* [TASK REQUIREMENTS]:
Print every line of the data word for word.

* [Records excerpted from a collection]:

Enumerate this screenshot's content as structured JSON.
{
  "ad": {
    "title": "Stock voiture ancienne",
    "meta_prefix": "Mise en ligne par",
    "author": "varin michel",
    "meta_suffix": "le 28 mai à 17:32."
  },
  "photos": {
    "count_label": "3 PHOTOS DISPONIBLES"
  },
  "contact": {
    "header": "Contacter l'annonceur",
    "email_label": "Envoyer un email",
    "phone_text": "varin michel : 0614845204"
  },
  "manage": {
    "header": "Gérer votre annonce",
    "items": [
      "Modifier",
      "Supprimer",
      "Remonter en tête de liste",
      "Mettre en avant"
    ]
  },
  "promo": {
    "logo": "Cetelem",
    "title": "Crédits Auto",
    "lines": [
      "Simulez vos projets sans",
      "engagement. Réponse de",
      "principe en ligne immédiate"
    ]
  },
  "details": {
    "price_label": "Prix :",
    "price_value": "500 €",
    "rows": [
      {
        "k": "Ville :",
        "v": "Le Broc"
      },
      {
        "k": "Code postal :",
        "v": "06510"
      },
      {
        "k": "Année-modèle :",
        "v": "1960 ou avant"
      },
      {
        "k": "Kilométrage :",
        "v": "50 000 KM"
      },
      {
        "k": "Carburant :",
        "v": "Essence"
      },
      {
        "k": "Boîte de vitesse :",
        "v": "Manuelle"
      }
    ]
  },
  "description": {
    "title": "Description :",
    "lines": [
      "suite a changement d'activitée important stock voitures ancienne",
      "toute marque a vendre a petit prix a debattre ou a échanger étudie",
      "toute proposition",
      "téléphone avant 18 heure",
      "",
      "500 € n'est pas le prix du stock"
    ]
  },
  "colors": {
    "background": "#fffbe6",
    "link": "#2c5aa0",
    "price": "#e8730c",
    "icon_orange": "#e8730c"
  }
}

* [EXPECTED ANSWER]:
Enumerate this screenshot's content as structured JSON.
{
  "ad": {
    "title": "Stock voiture ancienne",
    "meta_prefix": "Mise en ligne par",
    "author": "varin michel",
    "meta_suffix": "le 28 mai à 17:32."
  },
  "photos": {
    "count_label": "3 PHOTOS DISPONIBLES"
  },
  "contact": {
    "header": "Contacter l'annonceur",
    "email_label": "Envoyer un email",
    "phone_text": "varin michel : 0614845204"
  },
  "manage": {
    "header": "Gérer votre annonce",
    "items": [
      "Modifier",
      "Supprimer",
      "Remonter en tête de liste",
      "Mettre en avant"
    ]
  },
  "promo": {
    "logo": "Cetelem",
    "title": "Crédits Auto",
    "lines": [
      "Simulez vos projets sans",
      "engagement. Réponse de",
      "principe en ligne immédiate"
    ]
  },
  "details": {
    "price_label": "Prix :",
    "price_value": "500 €",
    "rows": [
      {
        "k": "Ville :",
        "v": "Le Broc"
      },
      {
        "k": "Code postal :",
        "v": "06510"
      },
      {
        "k": "Année-modèle :",
        "v": "1960 ou avant"
      },
      {
        "k": "Kilométrage :",
        "v": "50 000 KM"
      },
      {
        "k": "Carburant :",
        "v": "Essence"
      },
      {
        "k": "Boîte de vitesse :",
        "v": "Manuelle"
      }
    ]
  },
  "description": {
    "title": "Description :",
    "lines": [
      "suite a changement d'activitée important stock voitures ancienne",
      "toute marque a vendre a petit prix a debattre ou a échanger étudie",
      "toute proposition",
      "téléphone avant 18 heure",
      "",
      "500 € n'est pas le prix du stock"
    ]
  },
  "colors": {
    "background": "#fffbe6",
    "link": "#2c5aa0",
    "price": "#e8730c",
    "icon_orange": "#e8730c"
  }
}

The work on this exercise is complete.